Instructions for the task:
Any image found in the entries is to be skipped; the rest is returned word for word.

*** Source records

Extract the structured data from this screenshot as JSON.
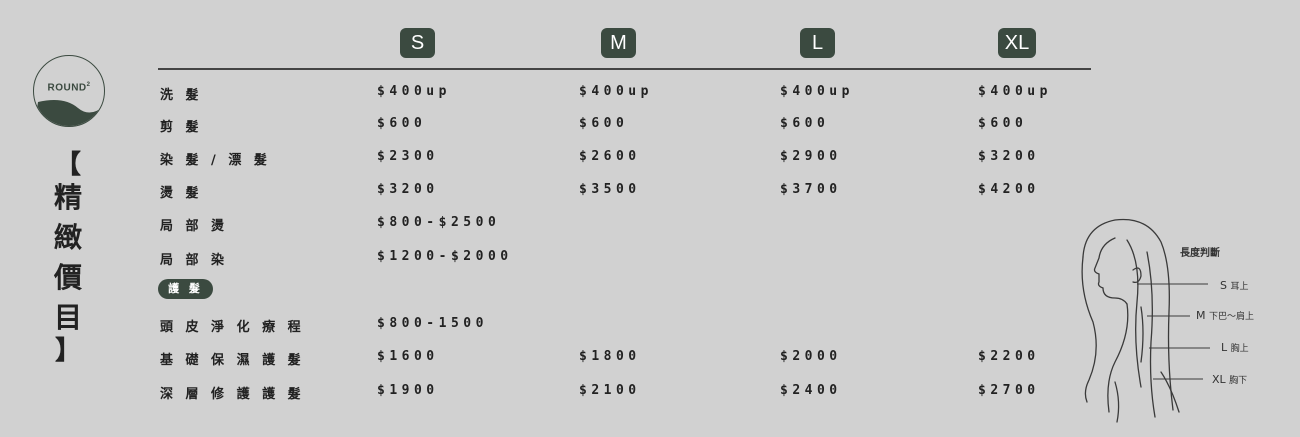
{
  "brand": {
    "name": "ROUND",
    "superscript": "2"
  },
  "title_chars": [
    "【",
    "精",
    "緻",
    "價",
    "目",
    "】"
  ],
  "sizes": [
    "S",
    "M",
    "L",
    "XL"
  ],
  "rows": [
    {
      "label": "洗 髮",
      "prices": [
        "$400up",
        "$400up",
        "$400up",
        "$400up"
      ]
    },
    {
      "label": "剪 髮",
      "prices": [
        "$600",
        "$600",
        "$600",
        "$600"
      ]
    },
    {
      "label": "染 髮 / 漂 髮",
      "prices": [
        "$2300",
        "$2600",
        "$2900",
        "$3200"
      ]
    },
    {
      "label": "燙 髮",
      "prices": [
        "$3200",
        "$3500",
        "$3700",
        "$4200"
      ]
    },
    {
      "label": "局 部 燙",
      "prices": [
        "$800-$2500",
        "",
        "",
        ""
      ]
    },
    {
      "label": "局 部 染",
      "prices": [
        "$1200-$2000",
        "",
        "",
        ""
      ]
    },
    {
      "label": "頭 皮 淨 化 療 程",
      "prices": [
        "$800-1500",
        "",
        "",
        ""
      ]
    },
    {
      "label": "基 礎 保 濕 護 髮",
      "prices": [
        "$1600",
        "$1800",
        "$2000",
        "$2200"
      ]
    },
    {
      "label": "深 層 修 護 護 髮",
      "prices": [
        "$1900",
        "$2100",
        "$2400",
        "$2700"
      ]
    }
  ],
  "section_pill": "護 髮",
  "length_guide": {
    "title": "長度判斷",
    "markers": [
      {
        "size": "S",
        "desc": "耳上"
      },
      {
        "size": "M",
        "desc": "下巴～肩上"
      },
      {
        "size": "L",
        "desc": "胸上"
      },
      {
        "size": "XL",
        "desc": "胸下"
      }
    ]
  },
  "colors": {
    "accent": "#3b4a40",
    "background": "#d1d1d1",
    "text": "#2b2b2b"
  }
}
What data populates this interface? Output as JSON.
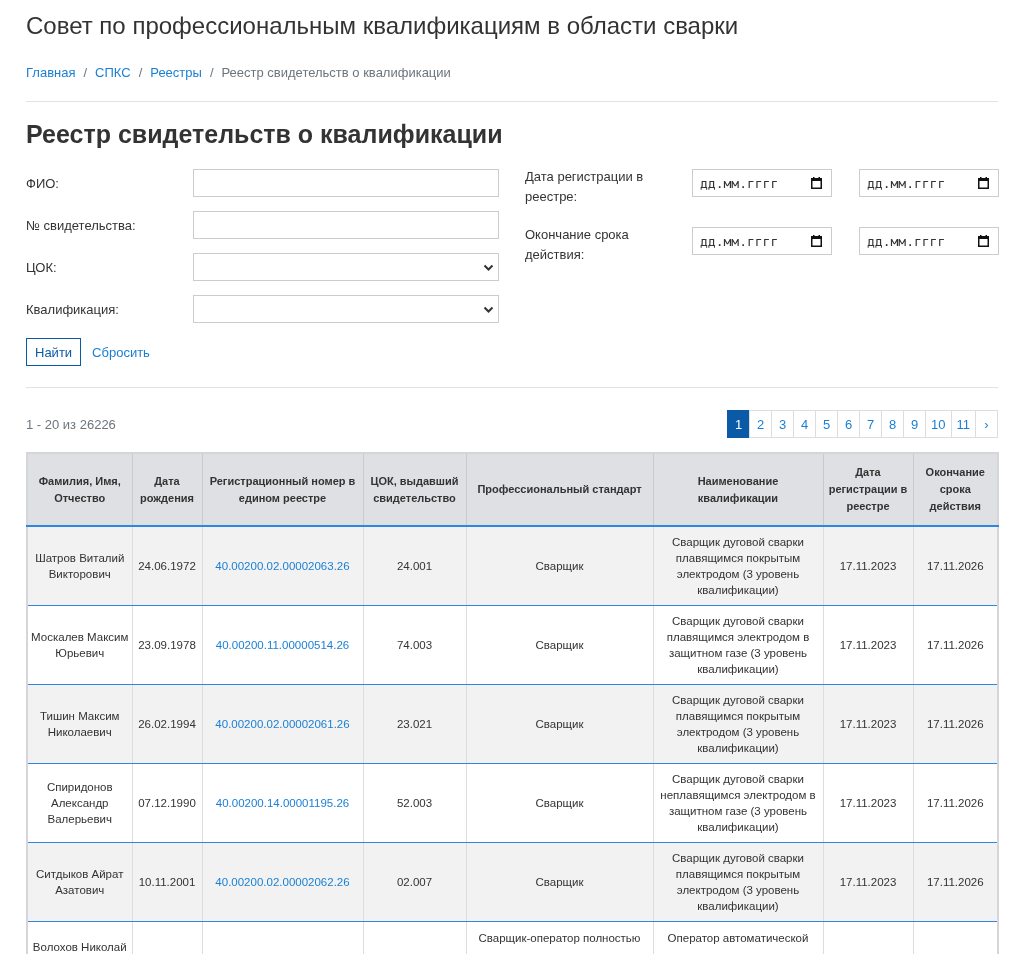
{
  "site_title": "Совет по профессиональным квалификациям в области сварки",
  "breadcrumbs": [
    {
      "label": "Главная",
      "kind": "link"
    },
    {
      "label": "/",
      "kind": "separator"
    },
    {
      "label": "СПКС",
      "kind": "link"
    },
    {
      "label": "/",
      "kind": "separator"
    },
    {
      "label": "Реестры",
      "kind": "link"
    },
    {
      "label": "/",
      "kind": "separator"
    },
    {
      "label": "Реестр свидетельств о квалификации",
      "kind": "current"
    }
  ],
  "page_title": "Реестр свидетельств о квалификации",
  "filters_left": [
    {
      "label": "ФИО:",
      "kind": "text"
    },
    {
      "label": "№ свидетельства:",
      "kind": "text"
    },
    {
      "label": "ЦОК:",
      "kind": "select"
    },
    {
      "label": "Квалификация:",
      "kind": "select"
    }
  ],
  "filters_right": [
    {
      "label": "Дата регистрации в реестре:",
      "fields": [
        {
          "placeholder": "дд.мм.гггг"
        },
        {
          "placeholder": "дд.мм.гггг"
        }
      ]
    },
    {
      "label": "Окончание срока действия:",
      "fields": [
        {
          "placeholder": "дд.мм.гггг"
        },
        {
          "placeholder": "дд.мм.гггг"
        }
      ]
    }
  ],
  "buttons": [
    {
      "label": "Найти",
      "kind": "outline"
    },
    {
      "label": "Сбросить",
      "kind": "link"
    }
  ],
  "result_count": "1 - 20 из 26226",
  "pagination": [
    {
      "label": "1",
      "selected": true
    },
    {
      "label": "2",
      "selected": false
    },
    {
      "label": "3",
      "selected": false
    },
    {
      "label": "4",
      "selected": false
    },
    {
      "label": "5",
      "selected": false
    },
    {
      "label": "6",
      "selected": false
    },
    {
      "label": "7",
      "selected": false
    },
    {
      "label": "8",
      "selected": false
    },
    {
      "label": "9",
      "selected": false
    },
    {
      "label": "10",
      "selected": false
    },
    {
      "label": "11",
      "selected": false
    },
    {
      "label": "›",
      "selected": false
    }
  ],
  "table": {
    "columns": [
      "Фамилия, Имя, Отчество",
      "Дата рождения",
      "Регистрационный номер в едином реестре",
      "ЦОК, выдавший свидетельство",
      "Профессиональный стандарт",
      "Наименование квалификации",
      "Дата регистрации в реестре",
      "Окончание срока действия"
    ],
    "rows": [
      {
        "name": "Шатров Виталий Викторович",
        "birth_date": "24.06.1972",
        "reg_number": "40.00200.02.00002063.26",
        "center": "24.001",
        "standard": "Сварщик",
        "qualification": "Сварщик дуговой сварки плавящимся покрытым электродом (3 уровень квалификации)",
        "reg_date": "17.11.2023",
        "end_date": "17.11.2026"
      },
      {
        "name": "Москалев Максим Юрьевич",
        "birth_date": "23.09.1978",
        "reg_number": "40.00200.11.00000514.26",
        "center": "74.003",
        "standard": "Сварщик",
        "qualification": "Сварщик дуговой сварки плавящимся электродом в защитном газе (3 уровень квалификации)",
        "reg_date": "17.11.2023",
        "end_date": "17.11.2026"
      },
      {
        "name": "Тишин Максим Николаевич",
        "birth_date": "26.02.1994",
        "reg_number": "40.00200.02.00002061.26",
        "center": "23.021",
        "standard": "Сварщик",
        "qualification": "Сварщик дуговой сварки плавящимся покрытым электродом (3 уровень квалификации)",
        "reg_date": "17.11.2023",
        "end_date": "17.11.2026"
      },
      {
        "name": "Спиридонов Александр Валерьевич",
        "birth_date": "07.12.1990",
        "reg_number": "40.00200.14.00001195.26",
        "center": "52.003",
        "standard": "Сварщик",
        "qualification": "Сварщик дуговой сварки неплавящимся электродом в защитном газе (3 уровень квалификации)",
        "reg_date": "17.11.2023",
        "end_date": "17.11.2026"
      },
      {
        "name": "Ситдыков Айрат Азатович",
        "birth_date": "10.11.2001",
        "reg_number": "40.00200.02.00002062.26",
        "center": "02.007",
        "standard": "Сварщик",
        "qualification": "Сварщик дуговой сварки плавящимся покрытым электродом (3 уровень квалификации)",
        "reg_date": "17.11.2023",
        "end_date": "17.11.2026"
      },
      {
        "name": "Волохов Николай",
        "standard": "Сварщик-оператор полностью",
        "qualification": "Оператор автоматической"
      }
    ]
  }
}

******

Answer space:
Extract the structured data from this screenshot as JSON.
{
  "brand": {
    "name": "ROUND",
    "superscript": "2"
  },
  "title_chars": [
    "【",
    "精",
    "緻",
    "價",
    "目",
    "】"
  ],
  "sizes": [
    "S",
    "M",
    "L",
    "XL"
  ],
  "rows": [
    {
      "label": "洗 髮",
      "prices": [
        "$400up",
        "$400up",
        "$400up",
        "$400up"
      ]
    },
    {
      "label": "剪 髮",
      "prices": [
        "$600",
        "$600",
        "$600",
        "$600"
      ]
    },
    {
      "label": "染 髮 / 漂 髮",
      "prices": [
        "$2300",
        "$2600",
        "$2900",
        "$3200"
      ]
    },
    {
      "label": "燙 髮",
      "prices": [
        "$3200",
        "$3500",
        "$3700",
        "$4200"
      ]
    },
    {
      "label": "局 部 燙",
      "prices": [
        "$800-$2500",
        "",
        "",
        ""
      ]
    },
    {
      "label": "局 部 染",
      "prices": [
        "$1200-$2000",
        "",
        "",
        ""
      ]
    },
    {
      "label": "頭 皮 淨 化 療 程",
      "prices": [
        "$800-1500",
        "",
        "",
        ""
      ]
    },
    {
      "label": "基 礎 保 濕 護 髮",
      "prices": [
        "$1600",
        "$1800",
        "$2000",
        "$2200"
      ]
    },
    {
      "label": "深 層 修 護 護 髮",
      "prices": [
        "$1900",
        "$2100",
        "$2400",
        "$2700"
      ]
    }
  ],
  "section_pill": "護 髮",
  "length_guide": {
    "title": "長度判斷",
    "markers": [
      {
        "size": "S",
        "desc": "耳上"
      },
      {
        "size": "M",
        "desc": "下巴～肩上"
      },
      {
        "size": "L",
        "desc": "胸上"
      },
      {
        "size": "XL",
        "desc": "胸下"
      }
    ]
  },
  "colors": {
    "accent": "#3b4a40",
    "background": "#d1d1d1",
    "text": "#2b2b2b"
  }
}
What data populates this interface? Output as JSON.
{
  "site_title": "Совет по профессиональным квалификациям в области сварки",
  "breadcrumbs": [
    {
      "label": "Главная",
      "kind": "link"
    },
    {
      "label": "/",
      "kind": "separator"
    },
    {
      "label": "СПКС",
      "kind": "link"
    },
    {
      "label": "/",
      "kind": "separator"
    },
    {
      "label": "Реестры",
      "kind": "link"
    },
    {
      "label": "/",
      "kind": "separator"
    },
    {
      "label": "Реестр свидетельств о квалификации",
      "kind": "current"
    }
  ],
  "page_title": "Реестр свидетельств о квалификации",
  "filters_left": [
    {
      "label": "ФИО:",
      "kind": "text"
    },
    {
      "label": "№ свидетельства:",
      "kind": "text"
    },
    {
      "label": "ЦОК:",
      "kind": "select"
    },
    {
      "label": "Квалификация:",
      "kind": "select"
    }
  ],
  "filters_right": [
    {
      "label": "Дата регистрации в реестре:",
      "fields": [
        {
          "placeholder": "дд.мм.гггг"
        },
        {
          "placeholder": "дд.мм.гггг"
        }
      ]
    },
    {
      "label": "Окончание срока действия:",
      "fields": [
        {
          "placeholder": "дд.мм.гггг"
        },
        {
          "placeholder": "дд.мм.гггг"
        }
      ]
    }
  ],
  "buttons": [
    {
      "label": "Найти",
      "kind": "outline"
    },
    {
      "label": "Сбросить",
      "kind": "link"
    }
  ],
  "result_count": "1 - 20 из 26226",
  "pagination": [
    {
      "label": "1",
      "selected": true
    },
    {
      "label": "2",
      "selected": false
    },
    {
      "label": "3",
      "selected": false
    },
    {
      "label": "4",
      "selected": false
    },
    {
      "label": "5",
      "selected": false
    },
    {
      "label": "6",
      "selected": false
    },
    {
      "label": "7",
      "selected": false
    },
    {
      "label": "8",
      "selected": false
    },
    {
      "label": "9",
      "selected": false
    },
    {
      "label": "10",
      "selected": false
    },
    {
      "label": "11",
      "selected": false
    },
    {
      "label": "›",
      "selected": false
    }
  ],
  "table": {
    "columns": [
      "Фамилия, Имя, Отчество",
      "Дата рождения",
      "Регистрационный номер в едином реестре",
      "ЦОК, выдавший свидетельство",
      "Профессиональный стандарт",
      "Наименование квалификации",
      "Дата регистрации в реестре",
      "Окончание срока действия"
    ],
    "rows": [
      {
        "name": "Шатров Виталий Викторович",
        "birth_date": "24.06.1972",
        "reg_number": "40.00200.02.00002063.26",
        "center": "24.001",
        "standard": "Сварщик",
        "qualification": "Сварщик дуговой сварки плавящимся покрытым электродом (3 уровень квалификации)",
        "reg_date": "17.11.2023",
        "end_date": "17.11.2026"
      },
      {
        "name": "Москалев Максим Юрьевич",
        "birth_date": "23.09.1978",
        "reg_number": "40.00200.11.00000514.26",
        "center": "74.003",
        "standard": "Сварщик",
        "qualification": "Сварщик дуговой сварки плавящимся электродом в защитном газе (3 уровень квалификации)",
        "reg_date": "17.11.2023",
        "end_date": "17.11.2026"
      },
      {
        "name": "Тишин Максим Николаевич",
        "birth_date": "26.02.1994",
        "reg_number": "40.00200.02.00002061.26",
        "center": "23.021",
        "standard": "Сварщик",
        "qualification": "Сварщик дуговой сварки плавящимся покрытым электродом (3 уровень квалификации)",
        "reg_date": "17.11.2023",
        "end_date": "17.11.2026"
      },
      {
        "name": "Спиридонов Александр Валерьевич",
        "birth_date": "07.12.1990",
        "reg_number": "40.00200.14.00001195.26",
        "center": "52.003",
        "standard": "Сварщик",
        "qualification": "Сварщик дуговой сварки неплавящимся электродом в защитном газе (3 уровень квалификации)",
        "reg_date": "17.11.2023",
        "end_date": "17.11.2026"
      },
      {
        "name": "Ситдыков Айрат Азатович",
        "birth_date": "10.11.2001",
        "reg_number": "40.00200.02.00002062.26",
        "center": "02.007",
        "standard": "Сварщик",
        "qualification": "Сварщик дуговой сварки плавящимся покрытым электродом (3 уровень квалификации)",
        "reg_date": "17.11.2023",
        "end_date": "17.11.2026"
      },
      {
        "name": "Волохов Николай",
        "standard": "Сварщик-оператор полностью",
        "qualification": "Оператор автоматической"
      }
    ]
  }
}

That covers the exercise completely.